iT is a compact, portable desk top computer equipped with Windows CE (operating system for hand-held devices) complete with everything necessary to connect to the Internet, and has home entertainment devices, a printer, a USB card reader for reading memory cards of digital cameras and many other USB peripherals.
The iT hardware package includes a keyboard, a mouse, a 7-inch LCD monitor with speaker, a smart card reader, a mouse pad and all necessary cables. Coming to the free part, the computer will be given absolutely free to eligible individuals and businesses at rural places where there is a possibility of Internet connectivity.
But how will this firm make money? This device has a conventional keyboard with 14 additional keys, 10 of which will be sponsored by firms that want to tap rural markets, like a firm selling seeds or crop insurance. By pressing the relevant "hot key", farmers can directly access firms' websites where product information will guide them to making the right purchase.
Asiatotal.net will charge sponsorship fees and have revenue-sharing agreements with the sponsors. Four keys will be generic ones as they will provide access to information on health issues, farming, and other related content, which will be tailored for area-specific distribution. But is this a feasible model?
Asiatotal.net has declined to specify the cost of manufacturing of this device, saying that it is not relevant as it will be distributed free of cost.
The company feels this concept will offer sponsors huge revenue potential and prompt them to initially pay up.
"Sponsors benefit from a huge new market, not to mention the fact that the sole ownership of a hot key will ensure a level of brand loyalty that you can only dream of. Social responsibility and the impact of being involved with the project also cannot be underestimated," says Judy S Chen, president & CEO, Asiatotal.net.
The firm says it intends to distribute 3 million iTs across developing countries like India, China, Brazil, Mexico, and those in eastern Europe.

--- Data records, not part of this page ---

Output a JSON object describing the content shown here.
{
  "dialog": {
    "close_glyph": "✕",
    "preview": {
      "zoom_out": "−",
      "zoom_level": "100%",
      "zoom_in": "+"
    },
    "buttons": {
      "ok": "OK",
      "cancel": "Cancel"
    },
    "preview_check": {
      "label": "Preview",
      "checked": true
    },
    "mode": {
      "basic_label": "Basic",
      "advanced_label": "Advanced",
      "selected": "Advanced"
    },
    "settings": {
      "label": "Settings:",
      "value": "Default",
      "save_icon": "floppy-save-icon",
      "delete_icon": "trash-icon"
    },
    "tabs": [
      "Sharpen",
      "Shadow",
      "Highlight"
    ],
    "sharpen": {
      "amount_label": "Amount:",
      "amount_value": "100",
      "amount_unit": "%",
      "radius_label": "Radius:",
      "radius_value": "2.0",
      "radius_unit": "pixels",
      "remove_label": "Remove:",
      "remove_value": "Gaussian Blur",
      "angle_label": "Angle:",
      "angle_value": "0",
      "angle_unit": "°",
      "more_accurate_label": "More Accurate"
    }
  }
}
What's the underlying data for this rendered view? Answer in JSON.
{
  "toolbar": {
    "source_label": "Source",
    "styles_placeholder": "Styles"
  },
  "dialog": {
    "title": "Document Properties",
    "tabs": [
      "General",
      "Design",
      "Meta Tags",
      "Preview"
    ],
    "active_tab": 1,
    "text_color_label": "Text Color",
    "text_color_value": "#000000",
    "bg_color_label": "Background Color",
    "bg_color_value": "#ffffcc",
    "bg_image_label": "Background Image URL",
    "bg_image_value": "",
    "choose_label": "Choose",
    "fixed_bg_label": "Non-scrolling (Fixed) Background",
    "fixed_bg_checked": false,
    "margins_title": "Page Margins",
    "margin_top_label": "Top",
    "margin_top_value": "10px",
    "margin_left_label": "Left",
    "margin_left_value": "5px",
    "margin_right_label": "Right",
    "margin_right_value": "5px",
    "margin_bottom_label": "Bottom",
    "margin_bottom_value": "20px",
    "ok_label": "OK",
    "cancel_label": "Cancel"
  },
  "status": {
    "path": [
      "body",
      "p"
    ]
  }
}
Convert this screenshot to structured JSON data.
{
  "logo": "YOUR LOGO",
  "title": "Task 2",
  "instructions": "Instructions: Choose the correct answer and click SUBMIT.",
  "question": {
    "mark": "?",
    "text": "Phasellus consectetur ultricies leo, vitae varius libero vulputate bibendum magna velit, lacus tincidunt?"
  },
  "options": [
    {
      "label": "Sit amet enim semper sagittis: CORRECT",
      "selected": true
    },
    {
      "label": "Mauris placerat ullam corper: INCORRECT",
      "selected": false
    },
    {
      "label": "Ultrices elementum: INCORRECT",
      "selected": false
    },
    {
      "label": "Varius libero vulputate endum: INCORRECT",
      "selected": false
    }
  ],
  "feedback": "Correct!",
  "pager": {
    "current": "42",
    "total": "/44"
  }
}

It will be shortly rolling out these devices in Brazil."It is estimated that only 10 per cent of world's population are connected to the Internet and 70 per cent of the world's Internet users live in the 24 richest counIttries which account for 16 per cent of the world's population. iT is the result of a vision to close this great digital divide by providing the means for the less privileged to access the Internet," Chen says.